The third core chapter (Chapter 4) of the present dissertation presented preliminary information regarding the presence of microplastics in surficial sediments in the ACB. Opportunistic sampling that involved the retrieval of surficial sediments from 11 sampling locations in the ACB, indicated that microplastics were potentially making their way to the deep-sea realm of this oceanic basin and that the sediment environmental compartment was potentially functioning as a sink.
The fourth and final core chapter (Chapter 5) of the present dissertation detailed the sampling of surface waters underlying ice floes as well as sea ice at 25 ice stations in the ACB. Microplastic concentrations in sea ice from the ACB were several orders of magnitude higher than those recorded in surface waters underlying the ice floes. Backward drift trajectories for the sampled sea ice indicated that they possibly originated from the Siberian shelves, the western Arctic and the central Arctic basin. The present study found that there was no apparent pattern in the vertical distribution of microplastics in the sampled ice cores. These findings suggest that sea ice in the Arctic Ocean is functioning as a temporary sink, transport medium and a secondary source of microplastics.
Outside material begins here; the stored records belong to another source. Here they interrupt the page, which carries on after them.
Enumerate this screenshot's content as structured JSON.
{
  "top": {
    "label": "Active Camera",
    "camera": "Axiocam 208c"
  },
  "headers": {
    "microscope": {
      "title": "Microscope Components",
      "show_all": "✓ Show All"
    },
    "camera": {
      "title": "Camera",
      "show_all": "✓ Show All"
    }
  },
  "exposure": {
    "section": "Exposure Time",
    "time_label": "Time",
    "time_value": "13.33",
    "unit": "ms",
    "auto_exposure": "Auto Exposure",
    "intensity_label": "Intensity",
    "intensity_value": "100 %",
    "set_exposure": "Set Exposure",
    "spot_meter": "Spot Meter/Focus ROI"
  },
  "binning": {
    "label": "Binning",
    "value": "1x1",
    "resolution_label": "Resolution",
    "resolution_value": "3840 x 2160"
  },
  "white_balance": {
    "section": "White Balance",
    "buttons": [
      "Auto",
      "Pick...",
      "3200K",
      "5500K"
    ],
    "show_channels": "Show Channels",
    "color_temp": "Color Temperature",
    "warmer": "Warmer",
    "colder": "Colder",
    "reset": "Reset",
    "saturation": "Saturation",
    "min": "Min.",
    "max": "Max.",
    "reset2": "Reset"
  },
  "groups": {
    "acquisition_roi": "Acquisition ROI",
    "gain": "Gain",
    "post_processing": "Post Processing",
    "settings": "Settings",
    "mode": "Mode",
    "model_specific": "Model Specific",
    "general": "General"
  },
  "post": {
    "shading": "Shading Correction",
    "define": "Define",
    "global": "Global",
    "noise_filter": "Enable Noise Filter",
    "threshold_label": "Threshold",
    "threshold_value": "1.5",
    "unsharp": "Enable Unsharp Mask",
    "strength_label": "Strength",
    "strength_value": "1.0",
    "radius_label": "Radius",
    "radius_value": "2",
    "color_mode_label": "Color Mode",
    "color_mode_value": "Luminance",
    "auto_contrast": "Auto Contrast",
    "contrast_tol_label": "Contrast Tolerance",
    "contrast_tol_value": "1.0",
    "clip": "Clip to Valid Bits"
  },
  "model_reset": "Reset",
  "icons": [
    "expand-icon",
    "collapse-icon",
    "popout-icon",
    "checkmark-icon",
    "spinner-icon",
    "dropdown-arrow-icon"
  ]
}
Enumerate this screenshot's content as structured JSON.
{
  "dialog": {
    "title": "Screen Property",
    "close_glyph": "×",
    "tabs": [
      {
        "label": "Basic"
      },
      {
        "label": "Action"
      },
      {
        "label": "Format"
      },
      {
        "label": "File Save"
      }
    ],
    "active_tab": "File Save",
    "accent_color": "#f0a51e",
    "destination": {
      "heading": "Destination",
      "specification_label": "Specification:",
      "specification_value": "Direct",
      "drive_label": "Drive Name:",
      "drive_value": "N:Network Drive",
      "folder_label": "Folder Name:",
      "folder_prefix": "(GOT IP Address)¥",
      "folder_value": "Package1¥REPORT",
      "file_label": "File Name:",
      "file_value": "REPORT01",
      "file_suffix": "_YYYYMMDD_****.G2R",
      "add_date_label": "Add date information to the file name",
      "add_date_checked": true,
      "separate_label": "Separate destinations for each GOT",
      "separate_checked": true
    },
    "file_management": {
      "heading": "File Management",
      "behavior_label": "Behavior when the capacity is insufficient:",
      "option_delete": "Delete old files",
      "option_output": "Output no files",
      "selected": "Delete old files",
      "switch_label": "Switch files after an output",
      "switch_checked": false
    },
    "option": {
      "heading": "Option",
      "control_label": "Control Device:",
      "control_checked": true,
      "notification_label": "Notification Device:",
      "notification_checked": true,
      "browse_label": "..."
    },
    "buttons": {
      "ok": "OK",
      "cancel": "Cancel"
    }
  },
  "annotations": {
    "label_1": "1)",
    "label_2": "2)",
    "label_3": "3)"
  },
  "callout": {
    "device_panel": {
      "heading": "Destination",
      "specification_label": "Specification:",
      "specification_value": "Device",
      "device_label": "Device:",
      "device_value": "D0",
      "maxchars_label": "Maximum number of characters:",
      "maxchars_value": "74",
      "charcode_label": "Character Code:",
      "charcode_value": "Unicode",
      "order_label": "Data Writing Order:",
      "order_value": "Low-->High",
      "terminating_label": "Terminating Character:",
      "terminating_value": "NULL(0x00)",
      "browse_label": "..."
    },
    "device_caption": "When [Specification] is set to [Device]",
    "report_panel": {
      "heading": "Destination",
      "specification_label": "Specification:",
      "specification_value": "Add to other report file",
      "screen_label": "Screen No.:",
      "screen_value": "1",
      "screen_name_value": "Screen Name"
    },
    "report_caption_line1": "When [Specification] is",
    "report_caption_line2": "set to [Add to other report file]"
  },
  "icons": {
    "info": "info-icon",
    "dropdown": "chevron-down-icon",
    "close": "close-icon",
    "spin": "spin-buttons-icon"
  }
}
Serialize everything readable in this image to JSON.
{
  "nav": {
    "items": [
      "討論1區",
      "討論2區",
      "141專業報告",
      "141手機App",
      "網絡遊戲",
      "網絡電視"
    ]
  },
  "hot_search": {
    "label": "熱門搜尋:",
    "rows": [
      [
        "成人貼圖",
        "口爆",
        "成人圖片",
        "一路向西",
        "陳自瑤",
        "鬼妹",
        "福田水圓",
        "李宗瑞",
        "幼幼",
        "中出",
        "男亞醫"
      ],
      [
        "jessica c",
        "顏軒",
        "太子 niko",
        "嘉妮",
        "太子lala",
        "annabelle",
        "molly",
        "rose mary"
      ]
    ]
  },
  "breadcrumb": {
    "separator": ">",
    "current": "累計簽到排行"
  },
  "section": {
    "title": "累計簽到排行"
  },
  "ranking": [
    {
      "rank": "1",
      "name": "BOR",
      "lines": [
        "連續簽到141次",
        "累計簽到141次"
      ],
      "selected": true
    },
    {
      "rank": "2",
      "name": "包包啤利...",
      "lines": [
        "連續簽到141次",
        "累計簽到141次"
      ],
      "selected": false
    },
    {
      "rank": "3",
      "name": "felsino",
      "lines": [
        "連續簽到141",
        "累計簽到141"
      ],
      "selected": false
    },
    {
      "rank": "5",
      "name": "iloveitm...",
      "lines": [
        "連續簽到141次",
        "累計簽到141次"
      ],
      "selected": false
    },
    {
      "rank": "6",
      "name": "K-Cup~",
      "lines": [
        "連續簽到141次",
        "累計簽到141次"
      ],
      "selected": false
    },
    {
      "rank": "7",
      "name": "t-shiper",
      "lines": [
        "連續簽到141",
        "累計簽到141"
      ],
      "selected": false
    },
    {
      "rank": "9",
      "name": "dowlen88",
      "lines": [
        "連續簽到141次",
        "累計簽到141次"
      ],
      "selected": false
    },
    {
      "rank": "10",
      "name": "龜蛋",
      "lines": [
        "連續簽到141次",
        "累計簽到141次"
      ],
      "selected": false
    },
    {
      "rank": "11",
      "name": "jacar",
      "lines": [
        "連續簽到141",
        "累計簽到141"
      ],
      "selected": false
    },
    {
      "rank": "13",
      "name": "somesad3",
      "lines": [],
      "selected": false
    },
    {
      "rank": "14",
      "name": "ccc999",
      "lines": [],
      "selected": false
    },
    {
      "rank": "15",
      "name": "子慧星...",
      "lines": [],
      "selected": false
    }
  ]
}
While the research presented in this dissertation does provide some headway in addressing some of the knowledge gaps regarding microplastics in the Atlantic and Arctic Ocean, there is still much that remains unknown and thus there is much scope for future research.